Cel T. Jubelag, publisher of the Mindanao Bulletin, said that unknown men had been following Aguirre and looking for his house over the past few days, The Manila Times reported. Jubelag said that Aguirre, 25, had only been with the paper two months and had not reported on anything controversial, although the newspaper had been investigating corruption in the judicial system, according to the AP.

Aguirre was wounded in the spine and stomach by a single shot. Zaldimar suffered minor injuries, news reports said.

NOVEMBER 18, 2005
Posted: December 2, 2005

Ricardo "Ding" Uy, DZRS-AM

Radio announcer Uy, known for his leftist political activities, was killed by a gunman outside his home in Sorsogon City, Sorsogon province, 230 miles (375 kilometers) southeast of Manila.

Uy, 49, was president of the Media Reporters Association and provincial coordinator of Bayan Muna (People First), a leftist political party. Uy was shot five times by an assailant who fled with an accomplice on a motorcycle, according to Deutsche Presse Agentur. He died soon after at a nearby hospital. In an interview with the ABS-CBN news Web site, Bayan Muna Deputy Secretary General Roberto de Castro said that Uy received threats before he was killed. De Castro said Uy was known as a critic of the army.

NOVEMBER 20, 2005
Posted: December 2, 2005

Robert Ramos, Katapat

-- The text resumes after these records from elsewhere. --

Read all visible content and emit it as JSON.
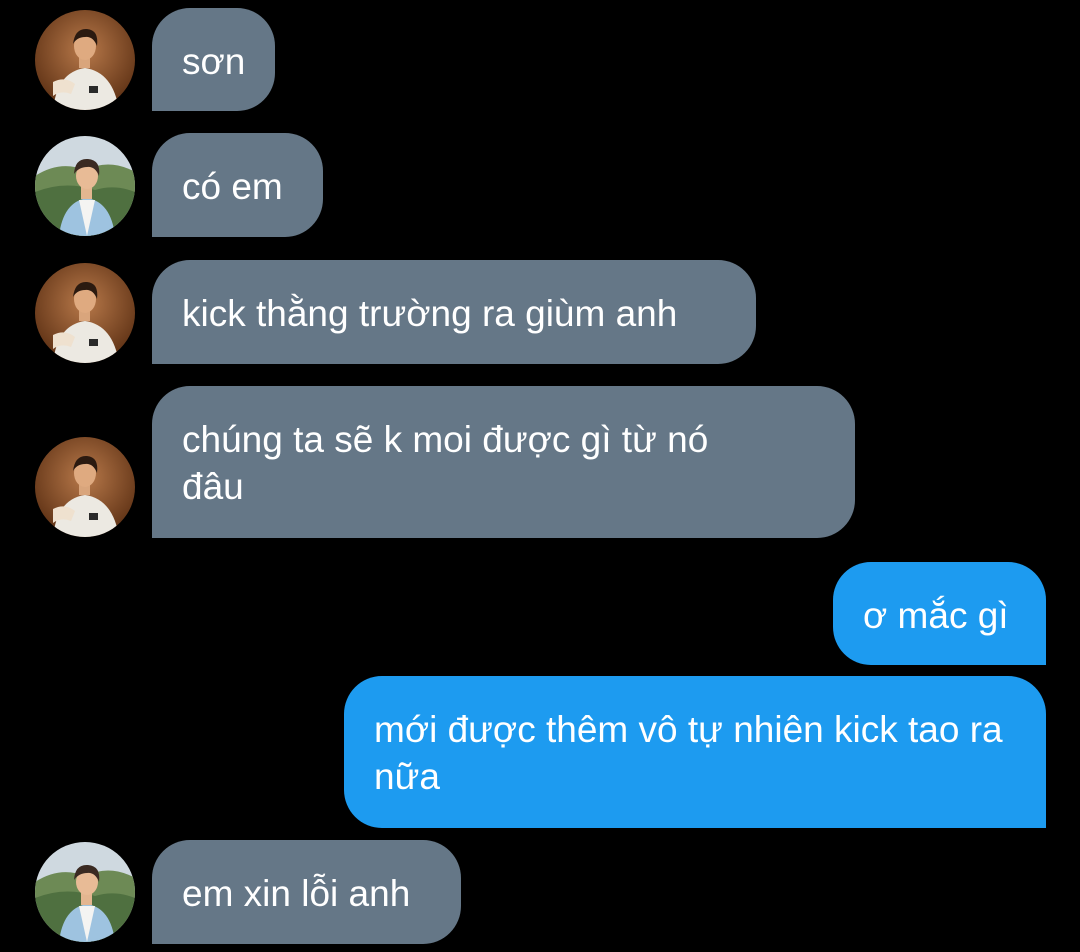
{
  "conversation": {
    "messages": [
      {
        "direction": "incoming",
        "sender": "avatar-a",
        "text": "sơn"
      },
      {
        "direction": "incoming",
        "sender": "avatar-b",
        "text": "có em"
      },
      {
        "direction": "incoming",
        "sender": "avatar-a",
        "text": "kick thằng trường ra giùm anh"
      },
      {
        "direction": "incoming",
        "sender": "avatar-a",
        "text": "chúng ta sẽ k moi được gì từ nó đâu"
      },
      {
        "direction": "outgoing",
        "text": "ơ mắc gì"
      },
      {
        "direction": "outgoing",
        "text": "mới được thêm vô tự nhiên kick tao ra nữa"
      },
      {
        "direction": "incoming",
        "sender": "avatar-b",
        "text": "em xin lỗi anh"
      }
    ]
  },
  "colors": {
    "background": "#000000",
    "incoming_bubble": "#657787",
    "outgoing_bubble": "#1d9bf0",
    "text": "#ffffff"
  }
}
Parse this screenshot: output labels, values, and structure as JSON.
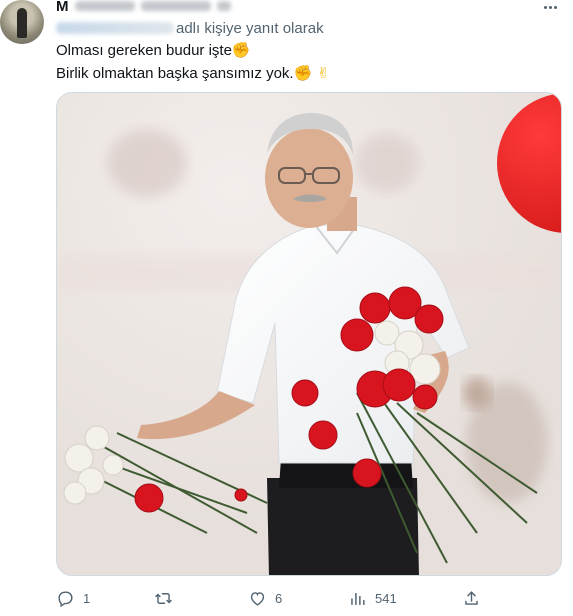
{
  "author": {
    "name": "M"
  },
  "reply": {
    "suffix": "adlı kişiye yanıt olarak"
  },
  "tweet": {
    "line1": "Olması gereken budur işte",
    "line1_emoji": "✊",
    "line2": "Birlik olmaktan başka şansımız yok.",
    "line2_emoji": "✊ ✌"
  },
  "metrics": {
    "replies": "1",
    "reposts": "",
    "likes": "6",
    "views": "541"
  },
  "icons": {
    "more": "more-icon",
    "reply": "reply-icon",
    "repost": "repost-icon",
    "like": "like-icon",
    "views": "views-icon",
    "share": "share-icon"
  },
  "colors": {
    "text": "#0f1419",
    "secondary": "#536471",
    "border": "#cfd9de"
  }
}
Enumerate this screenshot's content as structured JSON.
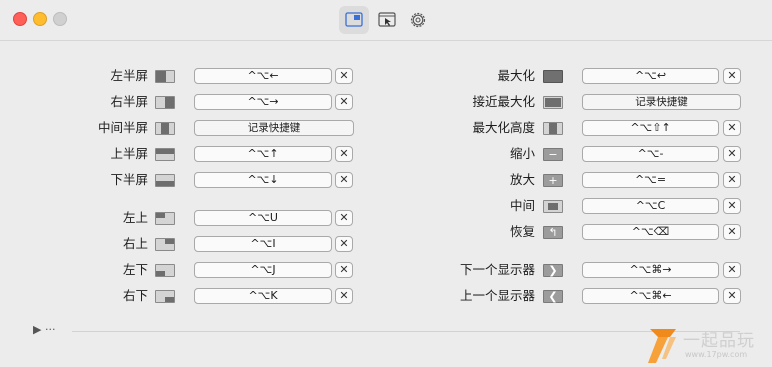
{
  "toolbar": {
    "tabs": [
      {
        "icon": "window-snap-icon",
        "active": true
      },
      {
        "icon": "cursor-window-icon",
        "active": false
      },
      {
        "icon": "gear-icon",
        "active": false
      }
    ]
  },
  "left_column": [
    {
      "label": "左半屏",
      "shortcut": "^⌥←",
      "clearable": true
    },
    {
      "label": "右半屏",
      "shortcut": "^⌥→",
      "clearable": true
    },
    {
      "label": "中间半屏",
      "shortcut": "记录快捷键",
      "clearable": false
    },
    {
      "label": "上半屏",
      "shortcut": "^⌥↑",
      "clearable": true
    },
    {
      "label": "下半屏",
      "shortcut": "^⌥↓",
      "clearable": true
    },
    {
      "label": "左上",
      "shortcut": "^⌥U",
      "clearable": true
    },
    {
      "label": "右上",
      "shortcut": "^⌥I",
      "clearable": true
    },
    {
      "label": "左下",
      "shortcut": "^⌥J",
      "clearable": true
    },
    {
      "label": "右下",
      "shortcut": "^⌥K",
      "clearable": true
    }
  ],
  "right_column": [
    {
      "label": "最大化",
      "shortcut": "^⌥↩",
      "clearable": true
    },
    {
      "label": "接近最大化",
      "shortcut": "记录快捷键",
      "clearable": false
    },
    {
      "label": "最大化高度",
      "shortcut": "^⌥⇧↑",
      "clearable": true
    },
    {
      "label": "缩小",
      "shortcut": "^⌥-",
      "clearable": true
    },
    {
      "label": "放大",
      "shortcut": "^⌥=",
      "clearable": true
    },
    {
      "label": "中间",
      "shortcut": "^⌥C",
      "clearable": true
    },
    {
      "label": "恢复",
      "shortcut": "^⌥⌫",
      "clearable": true
    },
    {
      "label": "下一个显示器",
      "shortcut": "^⌥⌘→",
      "clearable": true
    },
    {
      "label": "上一个显示器",
      "shortcut": "^⌥⌘←",
      "clearable": true
    }
  ],
  "clear_symbol": "✕",
  "footer": {
    "more_label": "▶ ···"
  },
  "watermark": {
    "text": "一起品玩",
    "url": "www.17pw.com"
  }
}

Ramos, 39, a reporter for the weekly tabloid, was shot twice in the head outside a market in Cabuyao, Laguna province, 30 miles (48 kilometers) south of the capital, Manila. Ramos was waiting for a ride home from work when two motorcycle-riding assailants shot him, according to police reports cited in the local media. He was pronounced dead at the scene.

On December 1, police identified two brothers as suspects in the murder. Police said the suspects believed the reporter had tipped off authorities that they sold pirated DVDs and CDs from a shop in Cabuyao. Authorities had raided the shop and confiscated merchandise on November 17. It was not immediately clear whether Ramos worked on a story connected to pirated merchandise.

DECEMBER 1, 2005
Posted: December 7, 2005

George Benaojan, DYBB and Bantay Balita

An unidentified gunman killed radio and newspaper journalist Benaojan in the central city of Cebu before fleeing in a taxi. Benaojan, 27, died at a local hospital shortly afterward, according to international news reports.

Benaojan was talking to a man in a market when the gunman approached and shot the journalist in the mouth, neck, and chest, according to news reports. A bystander was injured by a stray bullet. Witnesses reported seeing the gunman in the area several hours before the attack, according to news reports.

Local police told reporters that Benaojan had been receiving death threats; they are reviewing his commentaries and columns to investigate possible motives for his murder. Benaojan had reported on alleged corruption in the local customs bureau for Cebu Radio DYBB and the newspaper Bantay Balita, a publication distributed among customs personnel. Benaojan was known for reporting aggressively on official corruption.

Benaojan survived an attack in August 2004 when three men ambushed him and two colleagues. Benaojan told reporters that he returned fire. He said that anger over his radio commentaries or a personal grudge may have been motives for the attack.

The journalist also ran several businesses, according to news reports.